“The Precepts in Everyday Life: Precept No. 2 – Not Stealing” by Lorna Simons

I was raised by people who set a very high value on honesty. I remember that when I was about five years old, I stole a candy bar from a local store. When asked where I’d gotten it (I had no money, of course), I ‘fessed up, and my father took me by the hand and made me go back to the store and tell them what I’d done and pay them for the candy. VERY humiliating to my pride, and an object lesson. So on the sort of grosser, obvious levels, stealing isn’t a big issue for me.

But there is one area where my intention to be honest collides with my compulsions. I live in a house where my food supply is separate from the family’s, and as far as they are concerned I am free to take food from their supply if I need to (I replace it later). But when I am in the grip of my food compulsion, there are certain foods that I snitch secretly and guiltily consume in private and don’t care if I use them up. The feeling around that is furtiveness, shame, and a certain urgency. (All words taken from the Dharma Rain Precept Talks in 2013.) So one action item could be to do my best NOT to do that!

Next I’m reflecting on a couple of other phrases. From the Kyojukaimon: “Holding no thought of gain is the precept of not stealing.” And the idea that you can steal time or attention, invade others’ space and make demands beyond what they can reasonably give or it’s appropriate for me to ask for. Also the strand of misusing authority to get privilege or power.

This may not be directly related, but like many people I have a tendency to spend a fair amount of time thinking of things I’d like to have and using a lot of thought energy planning for it or wishing for it or feeling bad that I don’t have whatever it is. So a second action item could be to become more aware of when I’m doing that and try to let go of it.

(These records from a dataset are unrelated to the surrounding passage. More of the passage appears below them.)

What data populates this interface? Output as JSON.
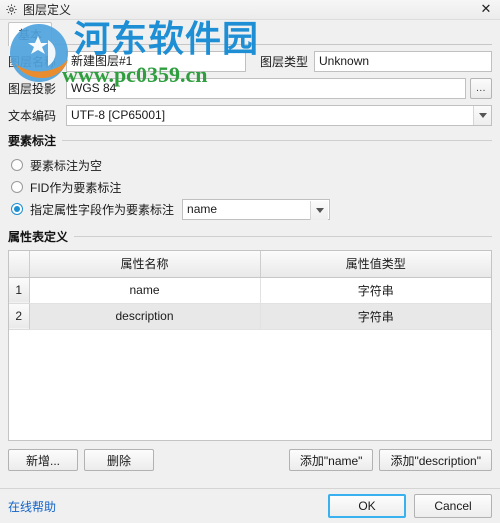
{
  "window": {
    "title": "图层定义",
    "gear_icon": "gear-icon",
    "close_label": "✕"
  },
  "tabs": [
    {
      "label": "基本",
      "active": true
    }
  ],
  "form": {
    "layer_name": {
      "label": "图层名称",
      "value": "新建图层#1",
      "placeholder": ""
    },
    "layer_type": {
      "label": "图层类型",
      "value": "Unknown",
      "placeholder": ""
    },
    "layer_projection": {
      "label": "图层投影",
      "value": "WGS 84",
      "placeholder": "",
      "browse_label": "..."
    },
    "text_encoding": {
      "label": "文本编码",
      "value": "UTF-8 [CP65001]",
      "placeholder": ""
    }
  },
  "feature_label_group": {
    "title": "要素标注",
    "options": [
      {
        "label": "要素标注为空",
        "selected": false
      },
      {
        "label": "FID作为要素标注",
        "selected": false
      },
      {
        "label": "指定属性字段作为要素标注",
        "selected": true
      }
    ],
    "field_combo_value": "name"
  },
  "attribute_table_group": {
    "title": "属性表定义",
    "columns": [
      "",
      "属性名称",
      "属性值类型"
    ],
    "rows": [
      {
        "index": "1",
        "name": "name",
        "type": "字符串"
      },
      {
        "index": "2",
        "name": "description",
        "type": "字符串"
      }
    ]
  },
  "table_actions": {
    "add_label": "新增...",
    "delete_label": "删除",
    "add_name_label": "添加\"name\"",
    "add_description_label": "添加\"description\""
  },
  "footer": {
    "help_label": "在线帮助",
    "ok_label": "OK",
    "cancel_label": "Cancel"
  },
  "watermark": {
    "site_cn": "河东软件园",
    "site_url": "www.pc0359.cn"
  },
  "colors": {
    "accent_focus": "#39b0ef",
    "radio_on": "#1e90d2",
    "link": "#1464c8",
    "watermark_blue": "#1e8fd5",
    "watermark_green": "#2f9e3f",
    "window_bg": "#f0f0f0"
  }
}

This one doesn’t seem quite as straightforward to me as “Not Killing” did, for some reason. So I’ll be interested to work on it.